It also keeps all transactions within the community, helping to support neighbors. Amish also strictly practice pacifism, which prevents crime. Lastly, the Amish are not allowed to possess or play musical instruments. This is because it is believed that it could make some feel inferior to others due to their inability to play. All of these details are integral to the Amish way of life, and they contribute to the idealistic society.

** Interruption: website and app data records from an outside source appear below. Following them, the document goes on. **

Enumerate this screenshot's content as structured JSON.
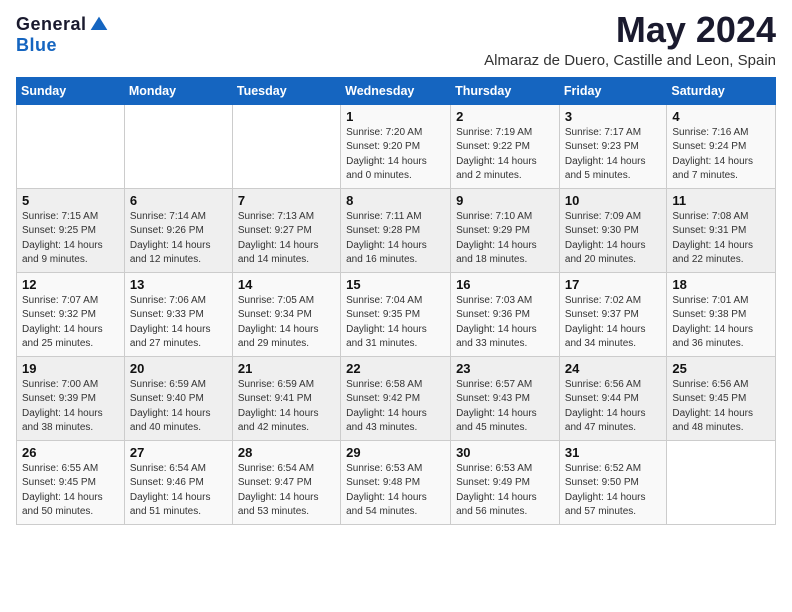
{
  "header": {
    "logo_general": "General",
    "logo_blue": "Blue",
    "month_year": "May 2024",
    "location": "Almaraz de Duero, Castille and Leon, Spain"
  },
  "days_of_week": [
    "Sunday",
    "Monday",
    "Tuesday",
    "Wednesday",
    "Thursday",
    "Friday",
    "Saturday"
  ],
  "weeks": [
    [
      {
        "day": "",
        "sunrise": "",
        "sunset": "",
        "daylight": ""
      },
      {
        "day": "",
        "sunrise": "",
        "sunset": "",
        "daylight": ""
      },
      {
        "day": "",
        "sunrise": "",
        "sunset": "",
        "daylight": ""
      },
      {
        "day": "1",
        "sunrise": "Sunrise: 7:20 AM",
        "sunset": "Sunset: 9:20 PM",
        "daylight": "Daylight: 14 hours and 0 minutes."
      },
      {
        "day": "2",
        "sunrise": "Sunrise: 7:19 AM",
        "sunset": "Sunset: 9:22 PM",
        "daylight": "Daylight: 14 hours and 2 minutes."
      },
      {
        "day": "3",
        "sunrise": "Sunrise: 7:17 AM",
        "sunset": "Sunset: 9:23 PM",
        "daylight": "Daylight: 14 hours and 5 minutes."
      },
      {
        "day": "4",
        "sunrise": "Sunrise: 7:16 AM",
        "sunset": "Sunset: 9:24 PM",
        "daylight": "Daylight: 14 hours and 7 minutes."
      }
    ],
    [
      {
        "day": "5",
        "sunrise": "Sunrise: 7:15 AM",
        "sunset": "Sunset: 9:25 PM",
        "daylight": "Daylight: 14 hours and 9 minutes."
      },
      {
        "day": "6",
        "sunrise": "Sunrise: 7:14 AM",
        "sunset": "Sunset: 9:26 PM",
        "daylight": "Daylight: 14 hours and 12 minutes."
      },
      {
        "day": "7",
        "sunrise": "Sunrise: 7:13 AM",
        "sunset": "Sunset: 9:27 PM",
        "daylight": "Daylight: 14 hours and 14 minutes."
      },
      {
        "day": "8",
        "sunrise": "Sunrise: 7:11 AM",
        "sunset": "Sunset: 9:28 PM",
        "daylight": "Daylight: 14 hours and 16 minutes."
      },
      {
        "day": "9",
        "sunrise": "Sunrise: 7:10 AM",
        "sunset": "Sunset: 9:29 PM",
        "daylight": "Daylight: 14 hours and 18 minutes."
      },
      {
        "day": "10",
        "sunrise": "Sunrise: 7:09 AM",
        "sunset": "Sunset: 9:30 PM",
        "daylight": "Daylight: 14 hours and 20 minutes."
      },
      {
        "day": "11",
        "sunrise": "Sunrise: 7:08 AM",
        "sunset": "Sunset: 9:31 PM",
        "daylight": "Daylight: 14 hours and 22 minutes."
      }
    ],
    [
      {
        "day": "12",
        "sunrise": "Sunrise: 7:07 AM",
        "sunset": "Sunset: 9:32 PM",
        "daylight": "Daylight: 14 hours and 25 minutes."
      },
      {
        "day": "13",
        "sunrise": "Sunrise: 7:06 AM",
        "sunset": "Sunset: 9:33 PM",
        "daylight": "Daylight: 14 hours and 27 minutes."
      },
      {
        "day": "14",
        "sunrise": "Sunrise: 7:05 AM",
        "sunset": "Sunset: 9:34 PM",
        "daylight": "Daylight: 14 hours and 29 minutes."
      },
      {
        "day": "15",
        "sunrise": "Sunrise: 7:04 AM",
        "sunset": "Sunset: 9:35 PM",
        "daylight": "Daylight: 14 hours and 31 minutes."
      },
      {
        "day": "16",
        "sunrise": "Sunrise: 7:03 AM",
        "sunset": "Sunset: 9:36 PM",
        "daylight": "Daylight: 14 hours and 33 minutes."
      },
      {
        "day": "17",
        "sunrise": "Sunrise: 7:02 AM",
        "sunset": "Sunset: 9:37 PM",
        "daylight": "Daylight: 14 hours and 34 minutes."
      },
      {
        "day": "18",
        "sunrise": "Sunrise: 7:01 AM",
        "sunset": "Sunset: 9:38 PM",
        "daylight": "Daylight: 14 hours and 36 minutes."
      }
    ],
    [
      {
        "day": "19",
        "sunrise": "Sunrise: 7:00 AM",
        "sunset": "Sunset: 9:39 PM",
        "daylight": "Daylight: 14 hours and 38 minutes."
      },
      {
        "day": "20",
        "sunrise": "Sunrise: 6:59 AM",
        "sunset": "Sunset: 9:40 PM",
        "daylight": "Daylight: 14 hours and 40 minutes."
      },
      {
        "day": "21",
        "sunrise": "Sunrise: 6:59 AM",
        "sunset": "Sunset: 9:41 PM",
        "daylight": "Daylight: 14 hours and 42 minutes."
      },
      {
        "day": "22",
        "sunrise": "Sunrise: 6:58 AM",
        "sunset": "Sunset: 9:42 PM",
        "daylight": "Daylight: 14 hours and 43 minutes."
      },
      {
        "day": "23",
        "sunrise": "Sunrise: 6:57 AM",
        "sunset": "Sunset: 9:43 PM",
        "daylight": "Daylight: 14 hours and 45 minutes."
      },
      {
        "day": "24",
        "sunrise": "Sunrise: 6:56 AM",
        "sunset": "Sunset: 9:44 PM",
        "daylight": "Daylight: 14 hours and 47 minutes."
      },
      {
        "day": "25",
        "sunrise": "Sunrise: 6:56 AM",
        "sunset": "Sunset: 9:45 PM",
        "daylight": "Daylight: 14 hours and 48 minutes."
      }
    ],
    [
      {
        "day": "26",
        "sunrise": "Sunrise: 6:55 AM",
        "sunset": "Sunset: 9:45 PM",
        "daylight": "Daylight: 14 hours and 50 minutes."
      },
      {
        "day": "27",
        "sunrise": "Sunrise: 6:54 AM",
        "sunset": "Sunset: 9:46 PM",
        "daylight": "Daylight: 14 hours and 51 minutes."
      },
      {
        "day": "28",
        "sunrise": "Sunrise: 6:54 AM",
        "sunset": "Sunset: 9:47 PM",
        "daylight": "Daylight: 14 hours and 53 minutes."
      },
      {
        "day": "29",
        "sunrise": "Sunrise: 6:53 AM",
        "sunset": "Sunset: 9:48 PM",
        "daylight": "Daylight: 14 hours and 54 minutes."
      },
      {
        "day": "30",
        "sunrise": "Sunrise: 6:53 AM",
        "sunset": "Sunset: 9:49 PM",
        "daylight": "Daylight: 14 hours and 56 minutes."
      },
      {
        "day": "31",
        "sunrise": "Sunrise: 6:52 AM",
        "sunset": "Sunset: 9:50 PM",
        "daylight": "Daylight: 14 hours and 57 minutes."
      },
      {
        "day": "",
        "sunrise": "",
        "sunset": "",
        "daylight": ""
      }
    ]
  ]
}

The rules in Anthem include the word I being destroyed and erased from history being replace by us and we. Anyone who says I will be killed. The government was made with good intentions but eventually it was corrupted. The government originally wanted everyone to be completely equal means that they took the will of the people. Other rules include men not being allowed to be alone, two people not being allowed to be alone, Men and women not being able to speak with each other on a personal level, You can’t have any friends The word ego is the most important word, Writing stuff is not allowed unless the consul allows it and everything that is not listed is forbidden.
In Anthem, the society is one in which everyone is equal and no one is superior to anyone else. However, society comes with a price as no one is able to think or speak for themselves. When Equality 72521 realizes that he can think and speak for himself in his “new world” then his new reality stems from
He is special because he wants change and does not just live with what he has. Harrison and Equality both crave a different and fair lifestyle no matter what the cost it. Although "Harrison Bergeron" by Kurt Vonnegut and Anthem by Ayn Rand are both dystopian pieces whose protagonist are incredibly similar. Both Harrison and Equality were equally defiant and refused live by the rules that everyone is supposed to live by. They live with this mentality because they have a special thinking process and want more than the dull lives they live.
His admiration of the court goes down as he sees more people being hanged and the stubbornness of the court. In the end, Hale knows that the law is not the entire aspect of creating a perfect society, no one in a society needs to follow the law entirely, and that authority does not always judge over everything. He has no more confidence in the idea of dominance of God over anything in life, and by that mean he loses his faith to the court. Not just those, he doesn’t carry the heavy written laws since the beginning. When Hale loses his faith towards the court and the society, he earns empathy and respect from us the readers and proving how moral obligation plays a bigger role than civic duty when it comes to real difficulties in a
People in the novella, Anthem aren’t truly free like the Council leads them to believe. They can’t think for themselves, make their own decisions, or express themselves. All their days are planned out for them by the Council. You need to be able to be unique and have your own thoughts to be free. In this society, it is a sin to stand out.
George and Hazel can live with each other, their society has restrictions for people to be equal but not with marriage nor love. The novella Anthem has people being scared to fall out of line with society, therefore Equality is required to live in groups with his brothers and is not allowed to have he option to marry or to love someone. Following yourself is important in today’s envronment because you are taught to be yourself and not someone who you’re